While the world is hailing Mahasweta Devi as eminent writer largely inheriting the literary genius of then undivided Bengal, she always considered her creativity as a weapon to fight the daily injustice and exploitation faced by the most marginalised and dispossessed among Indian tribals.
Once she famously remarked that her writings were just an extension of the rebellion she was carrying out through reports in newspapers, petitions, court cases, letters to the authorities, participation in activist organisations, advocacy and through the grassroots journal she edited, Bortika, in which the ousted told their stories.
In a way, she was trying to merge the forgotten and invisible tribal history with the official history of the nation. The eminent writer and social activist passed away in Kolkata on Thursday after cardiac arrest following multi-organ failure. She was 91 and had been suffering from kidney, lung and other age-related ailments for a long time.
Mourning her death, West Bengal Chief Minister Mamata Banerjee said that her body would be kept at Peace World mortuary and on Friday morning it would be brought to the cultural hub of Rabindra Sadan where the public can pay their last respects to the departed soul. “India has lost a great writer. Bengal has lost a glorious mother. I have lost a personal guide. Mahashweta Di rest in peace", Banerjee said recalling her association with Mahasweta who had supported her in the fight against acquisition of land in Singur and Nandigram.

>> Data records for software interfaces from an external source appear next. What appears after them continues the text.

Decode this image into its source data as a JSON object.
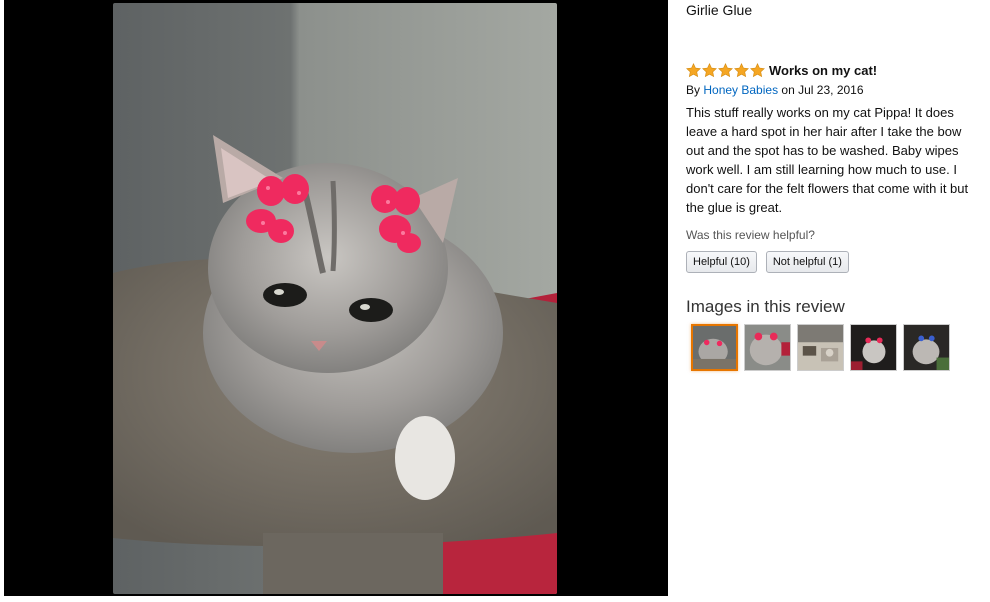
{
  "product": {
    "title": "Girlie Glue"
  },
  "review": {
    "rating": 5,
    "max_rating": 5,
    "title": "Works on my cat!",
    "by_prefix": "By",
    "author": "Honey Babies",
    "date_prefix": "on",
    "date": "Jul 23, 2016",
    "body": "This stuff really works on my cat Pippa! It does leave a hard spot in her hair after I take the bow out and the spot has to be washed. Baby wipes work well. I am still learning how much to use. I don't care for the felt flowers that come with it but the glue is great."
  },
  "helpful": {
    "question": "Was this review helpful?",
    "helpful_label": "Helpful (10)",
    "not_helpful_label": "Not helpful (1)"
  },
  "images_section": {
    "title": "Images in this review",
    "thumbnails": [
      {
        "selected": true
      },
      {
        "selected": false
      },
      {
        "selected": false
      },
      {
        "selected": false
      },
      {
        "selected": false
      }
    ]
  },
  "colors": {
    "star": "#f5a623",
    "link": "#0066c0",
    "selected_border": "#e77600",
    "viewer_bg": "#000000"
  },
  "icons": {
    "rating": "star-icon"
  }
}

A litterateur with the zeal of an activist, Mahasweta Devi used expression as a tool to fight for the rights of the indigenous people and marginalised sections. Sadly, Mahasweta Devi, who had penned hundreds of heartwarming tales, could never finish her own story about the mental trauma she went through after her divorce.